Could you repeat all of the entries exactly, leaving out any pictures?

Stored data:
◆ ◆ ◆ ◆ ◆ ◆ ◆

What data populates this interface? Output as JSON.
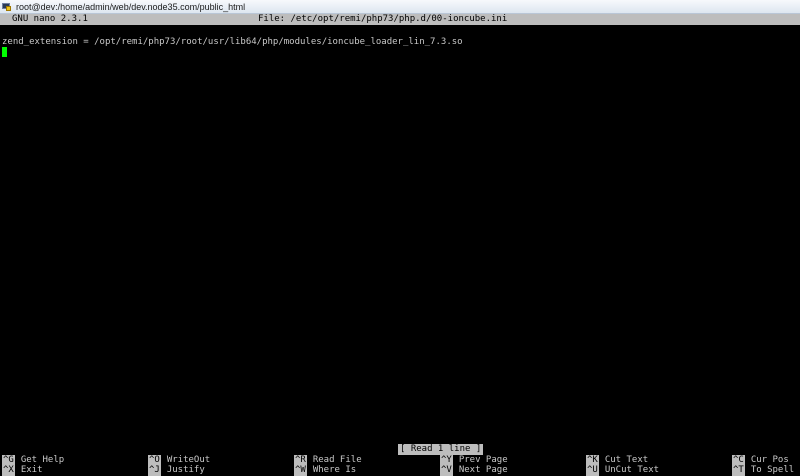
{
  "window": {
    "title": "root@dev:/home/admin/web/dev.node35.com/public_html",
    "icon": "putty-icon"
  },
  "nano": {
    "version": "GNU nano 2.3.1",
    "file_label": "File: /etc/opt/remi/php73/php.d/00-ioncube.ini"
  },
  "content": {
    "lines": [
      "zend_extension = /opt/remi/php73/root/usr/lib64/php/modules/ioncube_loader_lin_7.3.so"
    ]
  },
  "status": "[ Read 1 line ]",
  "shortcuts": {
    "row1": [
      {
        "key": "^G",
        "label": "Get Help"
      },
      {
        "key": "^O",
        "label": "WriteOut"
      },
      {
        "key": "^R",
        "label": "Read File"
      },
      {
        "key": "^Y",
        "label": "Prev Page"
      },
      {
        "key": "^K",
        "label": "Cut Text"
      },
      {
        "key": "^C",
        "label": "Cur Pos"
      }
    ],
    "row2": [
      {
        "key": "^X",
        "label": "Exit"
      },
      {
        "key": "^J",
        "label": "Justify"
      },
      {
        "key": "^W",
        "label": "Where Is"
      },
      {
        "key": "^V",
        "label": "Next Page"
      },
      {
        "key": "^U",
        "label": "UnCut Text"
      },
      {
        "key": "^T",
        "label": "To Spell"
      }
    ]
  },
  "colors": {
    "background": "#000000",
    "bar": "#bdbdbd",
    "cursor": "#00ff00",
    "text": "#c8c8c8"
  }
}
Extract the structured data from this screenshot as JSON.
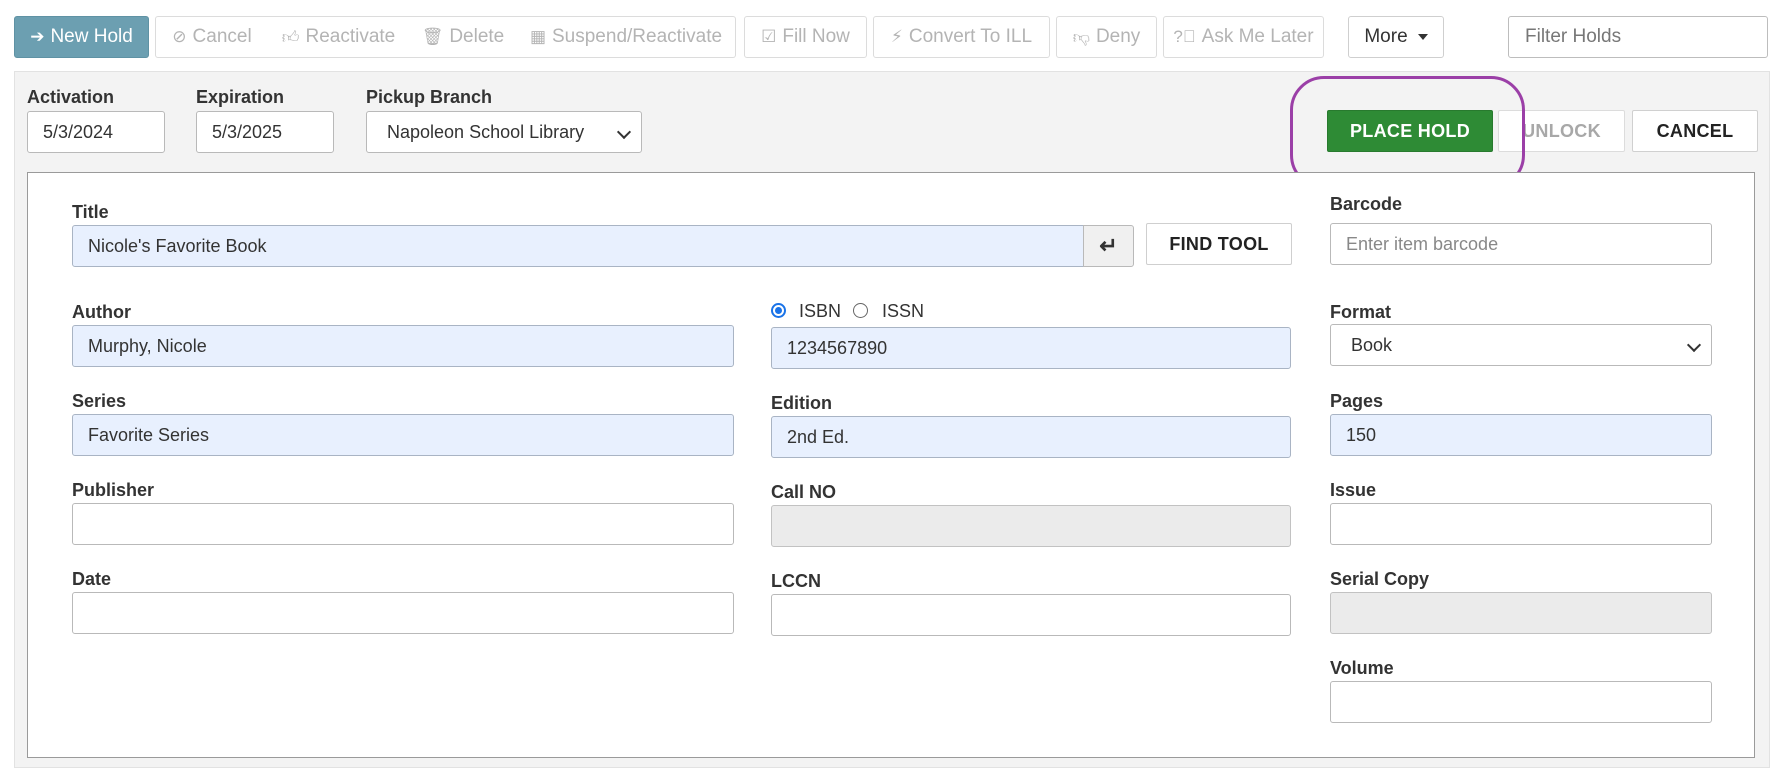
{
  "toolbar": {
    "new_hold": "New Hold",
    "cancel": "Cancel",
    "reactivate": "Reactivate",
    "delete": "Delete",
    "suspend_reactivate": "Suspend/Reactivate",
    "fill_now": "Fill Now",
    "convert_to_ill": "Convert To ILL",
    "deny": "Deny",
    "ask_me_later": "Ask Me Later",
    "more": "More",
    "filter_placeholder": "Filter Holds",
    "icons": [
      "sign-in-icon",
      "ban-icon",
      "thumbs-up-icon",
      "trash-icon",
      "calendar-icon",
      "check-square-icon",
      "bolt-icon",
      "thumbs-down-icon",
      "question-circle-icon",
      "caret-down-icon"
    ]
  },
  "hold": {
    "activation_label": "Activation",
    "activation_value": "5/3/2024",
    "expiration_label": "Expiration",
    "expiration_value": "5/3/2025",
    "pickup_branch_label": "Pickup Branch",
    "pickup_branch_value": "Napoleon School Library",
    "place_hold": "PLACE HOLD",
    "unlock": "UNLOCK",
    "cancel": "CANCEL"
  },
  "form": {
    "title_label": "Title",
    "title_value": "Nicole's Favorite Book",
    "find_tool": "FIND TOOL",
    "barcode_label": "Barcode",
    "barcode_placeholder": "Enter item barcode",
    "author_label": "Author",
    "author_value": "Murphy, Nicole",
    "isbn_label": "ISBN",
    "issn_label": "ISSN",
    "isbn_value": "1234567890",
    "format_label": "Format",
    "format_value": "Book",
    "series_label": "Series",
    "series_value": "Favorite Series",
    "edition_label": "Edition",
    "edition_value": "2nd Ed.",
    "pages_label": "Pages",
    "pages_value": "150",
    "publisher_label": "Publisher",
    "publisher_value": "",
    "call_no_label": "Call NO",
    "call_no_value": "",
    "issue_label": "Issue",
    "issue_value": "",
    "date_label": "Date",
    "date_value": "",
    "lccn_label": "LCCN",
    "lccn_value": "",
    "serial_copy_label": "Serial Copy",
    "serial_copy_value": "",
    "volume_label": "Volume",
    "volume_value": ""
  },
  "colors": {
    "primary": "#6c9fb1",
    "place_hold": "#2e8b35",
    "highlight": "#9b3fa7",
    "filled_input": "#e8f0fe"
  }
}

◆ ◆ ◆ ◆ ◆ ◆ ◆

• **Response to this exercise**
What data populates this interface? Output as JSON.
{
  "window": {
    "title": "root@dev:/home/admin/web/dev.node35.com/public_html",
    "icon": "putty-icon"
  },
  "nano": {
    "version": "GNU nano 2.3.1",
    "file_label": "File: /etc/opt/remi/php73/php.d/00-ioncube.ini"
  },
  "content": {
    "lines": [
      "zend_extension = /opt/remi/php73/root/usr/lib64/php/modules/ioncube_loader_lin_7.3.so"
    ]
  },
  "status": "[ Read 1 line ]",
  "shortcuts": {
    "row1": [
      {
        "key": "^G",
        "label": "Get Help"
      },
      {
        "key": "^O",
        "label": "WriteOut"
      },
      {
        "key": "^R",
        "label": "Read File"
      },
      {
        "key": "^Y",
        "label": "Prev Page"
      },
      {
        "key": "^K",
        "label": "Cut Text"
      },
      {
        "key": "^C",
        "label": "Cur Pos"
      }
    ],
    "row2": [
      {
        "key": "^X",
        "label": "Exit"
      },
      {
        "key": "^J",
        "label": "Justify"
      },
      {
        "key": "^W",
        "label": "Where Is"
      },
      {
        "key": "^V",
        "label": "Next Page"
      },
      {
        "key": "^U",
        "label": "UnCut Text"
      },
      {
        "key": "^T",
        "label": "To Spell"
      }
    ]
  },
  "colors": {
    "background": "#000000",
    "bar": "#bdbdbd",
    "cursor": "#00ff00",
    "text": "#c8c8c8"
  }
}
Extract the structured data from this screenshot as JSON.
{
  "toolbar": {
    "new_hold": "New Hold",
    "cancel": "Cancel",
    "reactivate": "Reactivate",
    "delete": "Delete",
    "suspend_reactivate": "Suspend/Reactivate",
    "fill_now": "Fill Now",
    "convert_to_ill": "Convert To ILL",
    "deny": "Deny",
    "ask_me_later": "Ask Me Later",
    "more": "More",
    "filter_placeholder": "Filter Holds",
    "icons": [
      "sign-in-icon",
      "ban-icon",
      "thumbs-up-icon",
      "trash-icon",
      "calendar-icon",
      "check-square-icon",
      "bolt-icon",
      "thumbs-down-icon",
      "question-circle-icon",
      "caret-down-icon"
    ]
  },
  "hold": {
    "activation_label": "Activation",
    "activation_value": "5/3/2024",
    "expiration_label": "Expiration",
    "expiration_value": "5/3/2025",
    "pickup_branch_label": "Pickup Branch",
    "pickup_branch_value": "Napoleon School Library",
    "place_hold": "PLACE HOLD",
    "unlock": "UNLOCK",
    "cancel": "CANCEL"
  },
  "form": {
    "title_label": "Title",
    "title_value": "Nicole's Favorite Book",
    "find_tool": "FIND TOOL",
    "barcode_label": "Barcode",
    "barcode_placeholder": "Enter item barcode",
    "author_label": "Author",
    "author_value": "Murphy, Nicole",
    "isbn_label": "ISBN",
    "issn_label": "ISSN",
    "isbn_value": "1234567890",
    "format_label": "Format",
    "format_value": "Book",
    "series_label": "Series",
    "series_value": "Favorite Series",
    "edition_label": "Edition",
    "edition_value": "2nd Ed.",
    "pages_label": "Pages",
    "pages_value": "150",
    "publisher_label": "Publisher",
    "publisher_value": "",
    "call_no_label": "Call NO",
    "call_no_value": "",
    "issue_label": "Issue",
    "issue_value": "",
    "date_label": "Date",
    "date_value": "",
    "lccn_label": "LCCN",
    "lccn_value": "",
    "serial_copy_label": "Serial Copy",
    "serial_copy_value": "",
    "volume_label": "Volume",
    "volume_value": ""
  },
  "colors": {
    "primary": "#6c9fb1",
    "place_hold": "#2e8b35",
    "highlight": "#9b3fa7",
    "filled_input": "#e8f0fe"
  }
}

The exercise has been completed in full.